● Records provided:
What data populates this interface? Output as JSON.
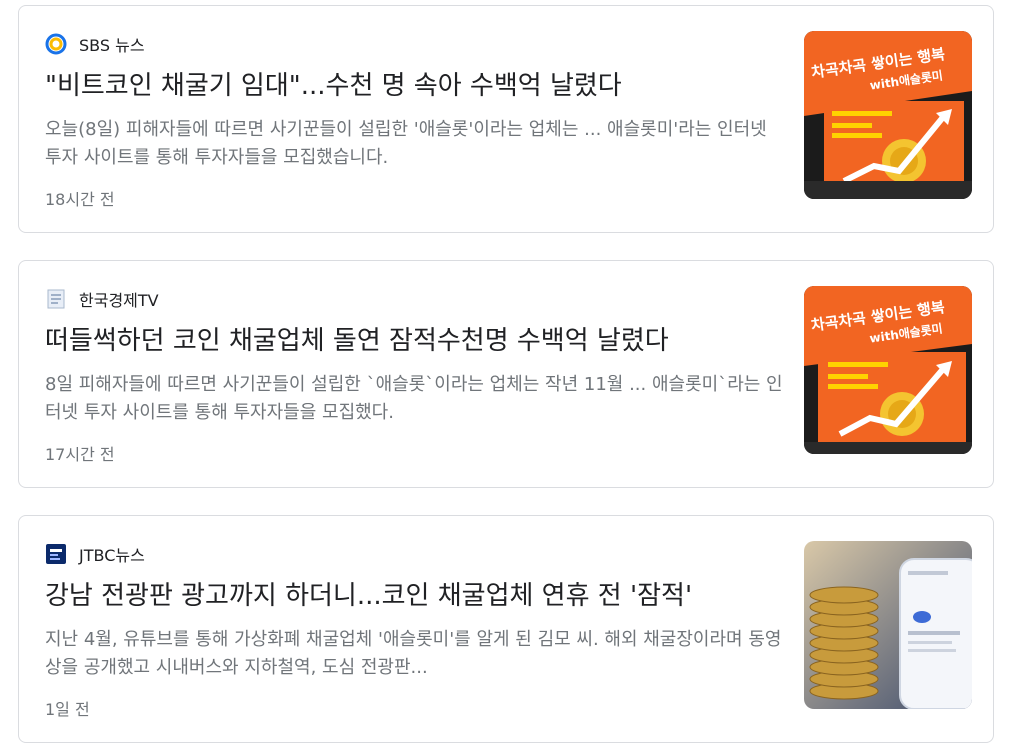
{
  "articles": [
    {
      "source": "SBS 뉴스",
      "logo_icon": "sbs-logo-icon",
      "headline": "\"비트코인 채굴기 임대\"...수천 명 속아 수백억 날렸다",
      "snippet": "오늘(8일) 피해자들에 따르면 사기꾼들이 설립한 '애슬롯'이라는 업체는 ... 애슬롯미'라는 인터넷 투자 사이트를 통해 투자자들을 모집했습니다.",
      "time": "18시간 전",
      "thumb_text_1": "차곡차곡 쌓이는 행복",
      "thumb_text_2": "with애슬롯미"
    },
    {
      "source": "한국경제TV",
      "logo_icon": "document-logo-icon",
      "headline": "떠들썩하던 코인 채굴업체 돌연 잠적수천명 수백억 날렸다",
      "snippet": "8일 피해자들에 따르면 사기꾼들이 설립한 `애슬롯`이라는 업체는 작년 11월 ... 애슬롯미`라는 인터넷 투자 사이트를 통해 투자자들을 모집했다.",
      "time": "17시간 전",
      "thumb_text_1": "차곡차곡 쌓이는 행복",
      "thumb_text_2": "with애슬롯미"
    },
    {
      "source": "JTBC뉴스",
      "logo_icon": "jtbc-logo-icon",
      "headline": "강남 전광판 광고까지 하더니...코인 채굴업체 연휴 전 '잠적'",
      "snippet": "지난 4월, 유튜브를 통해 가상화폐 채굴업체 '애슬롯미'를 알게 된 김모 씨. 해외 채굴장이라며 동영상을 공개했고 시내버스와 지하철역, 도심 전광판...",
      "time": "1일 전"
    }
  ],
  "colors": {
    "border": "#dadce0",
    "headline": "#202124",
    "snippet": "#70757a",
    "sbs_logo_blue": "#1a73e8",
    "sbs_logo_yellow": "#fbbc04",
    "jtbc_logo": "#0b2a6b",
    "billboard_orange": "#f26522"
  }
}
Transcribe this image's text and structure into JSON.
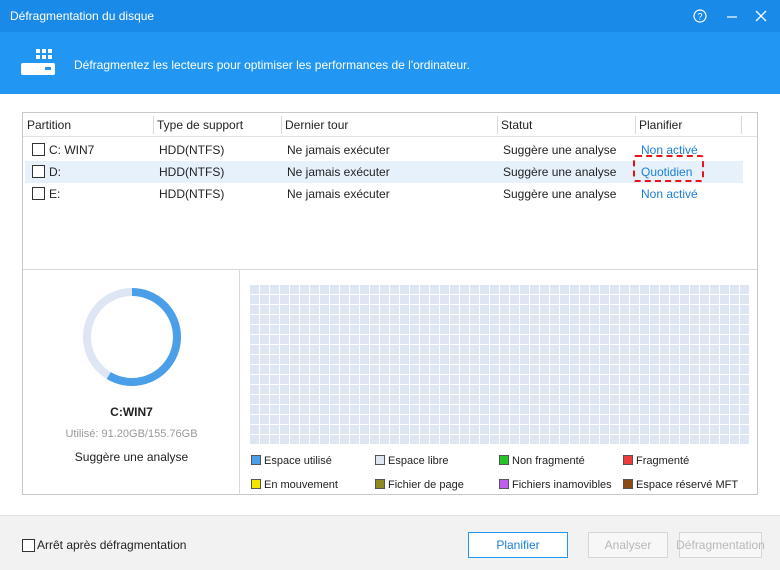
{
  "window": {
    "title": "Défragmentation du disque"
  },
  "banner": {
    "text": "Défragmentez les lecteurs pour optimiser les performances de l'ordinateur."
  },
  "table": {
    "columns": [
      "Partition",
      "Type de support",
      "Dernier tour",
      "Statut",
      "Planifier"
    ],
    "rows": [
      {
        "partition": "C:  WIN7",
        "type": "HDD(NTFS)",
        "last": "Ne jamais exécuter",
        "status": "Suggère une analyse",
        "plan": "Non activé",
        "selected": false
      },
      {
        "partition": "D:",
        "type": "HDD(NTFS)",
        "last": "Ne jamais exécuter",
        "status": "Suggère une analyse",
        "plan": "Quotidien",
        "selected": true
      },
      {
        "partition": "E:",
        "type": "HDD(NTFS)",
        "last": "Ne jamais exécuter",
        "status": "Suggère une analyse",
        "plan": "Non activé",
        "selected": false
      }
    ]
  },
  "drive": {
    "name": "C:WIN7",
    "used_text": "Utilisé: 91.20GB/155.76GB",
    "used_fraction": 0.5855,
    "status": "Suggère une analyse"
  },
  "legend": [
    {
      "label": "Espace utilisé",
      "color": "#4a9fe8"
    },
    {
      "label": "Espace libre",
      "color": "#dde6f2"
    },
    {
      "label": "Non fragmenté",
      "color": "#22c427"
    },
    {
      "label": "Fragmenté",
      "color": "#ef3b3b"
    },
    {
      "label": "En mouvement",
      "color": "#f5e600"
    },
    {
      "label": "Fichier de page",
      "color": "#8f8a1e"
    },
    {
      "label": "Fichiers inamovibles",
      "color": "#c35df0"
    },
    {
      "label": "Espace réservé MFT",
      "color": "#8a4a12"
    }
  ],
  "footer": {
    "checkbox_label": "Arrêt après défragmentation",
    "btn_schedule": "Planifier",
    "btn_analyze": "Analyser",
    "btn_defrag": "Défragmentation"
  },
  "colors": {
    "accent": "#2196f3",
    "titlebar": "#1a8ae8",
    "highlight": "#e5141b"
  }
}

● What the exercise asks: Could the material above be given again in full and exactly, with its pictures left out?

● Task answer:
What data populates this interface? Output as JSON.
{
  "articles": [
    {
      "source": "SBS 뉴스",
      "logo_icon": "sbs-logo-icon",
      "headline": "\"비트코인 채굴기 임대\"...수천 명 속아 수백억 날렸다",
      "snippet": "오늘(8일) 피해자들에 따르면 사기꾼들이 설립한 '애슬롯'이라는 업체는 ... 애슬롯미'라는 인터넷 투자 사이트를 통해 투자자들을 모집했습니다.",
      "time": "18시간 전",
      "thumb_text_1": "차곡차곡 쌓이는 행복",
      "thumb_text_2": "with애슬롯미"
    },
    {
      "source": "한국경제TV",
      "logo_icon": "document-logo-icon",
      "headline": "떠들썩하던 코인 채굴업체 돌연 잠적수천명 수백억 날렸다",
      "snippet": "8일 피해자들에 따르면 사기꾼들이 설립한 `애슬롯`이라는 업체는 작년 11월 ... 애슬롯미`라는 인터넷 투자 사이트를 통해 투자자들을 모집했다.",
      "time": "17시간 전",
      "thumb_text_1": "차곡차곡 쌓이는 행복",
      "thumb_text_2": "with애슬롯미"
    },
    {
      "source": "JTBC뉴스",
      "logo_icon": "jtbc-logo-icon",
      "headline": "강남 전광판 광고까지 하더니...코인 채굴업체 연휴 전 '잠적'",
      "snippet": "지난 4월, 유튜브를 통해 가상화폐 채굴업체 '애슬롯미'를 알게 된 김모 씨. 해외 채굴장이라며 동영상을 공개했고 시내버스와 지하철역, 도심 전광판...",
      "time": "1일 전"
    }
  ],
  "colors": {
    "border": "#dadce0",
    "headline": "#202124",
    "snippet": "#70757a",
    "sbs_logo_blue": "#1a73e8",
    "sbs_logo_yellow": "#fbbc04",
    "jtbc_logo": "#0b2a6b",
    "billboard_orange": "#f26522"
  }
}
Transcribe this image's text and structure into JSON.
{
  "window": {
    "title": "Défragmentation du disque"
  },
  "banner": {
    "text": "Défragmentez les lecteurs pour optimiser les performances de l'ordinateur."
  },
  "table": {
    "columns": [
      "Partition",
      "Type de support",
      "Dernier tour",
      "Statut",
      "Planifier"
    ],
    "rows": [
      {
        "partition": "C:  WIN7",
        "type": "HDD(NTFS)",
        "last": "Ne jamais exécuter",
        "status": "Suggère une analyse",
        "plan": "Non activé",
        "selected": false
      },
      {
        "partition": "D:",
        "type": "HDD(NTFS)",
        "last": "Ne jamais exécuter",
        "status": "Suggère une analyse",
        "plan": "Quotidien",
        "selected": true
      },
      {
        "partition": "E:",
        "type": "HDD(NTFS)",
        "last": "Ne jamais exécuter",
        "status": "Suggère une analyse",
        "plan": "Non activé",
        "selected": false
      }
    ]
  },
  "drive": {
    "name": "C:WIN7",
    "used_text": "Utilisé: 91.20GB/155.76GB",
    "used_fraction": 0.5855,
    "status": "Suggère une analyse"
  },
  "legend": [
    {
      "label": "Espace utilisé",
      "color": "#4a9fe8"
    },
    {
      "label": "Espace libre",
      "color": "#dde6f2"
    },
    {
      "label": "Non fragmenté",
      "color": "#22c427"
    },
    {
      "label": "Fragmenté",
      "color": "#ef3b3b"
    },
    {
      "label": "En mouvement",
      "color": "#f5e600"
    },
    {
      "label": "Fichier de page",
      "color": "#8f8a1e"
    },
    {
      "label": "Fichiers inamovibles",
      "color": "#c35df0"
    },
    {
      "label": "Espace réservé MFT",
      "color": "#8a4a12"
    }
  ],
  "footer": {
    "checkbox_label": "Arrêt après défragmentation",
    "btn_schedule": "Planifier",
    "btn_analyze": "Analyser",
    "btn_defrag": "Défragmentation"
  },
  "colors": {
    "accent": "#2196f3",
    "titlebar": "#1a8ae8",
    "highlight": "#e5141b"
  }
}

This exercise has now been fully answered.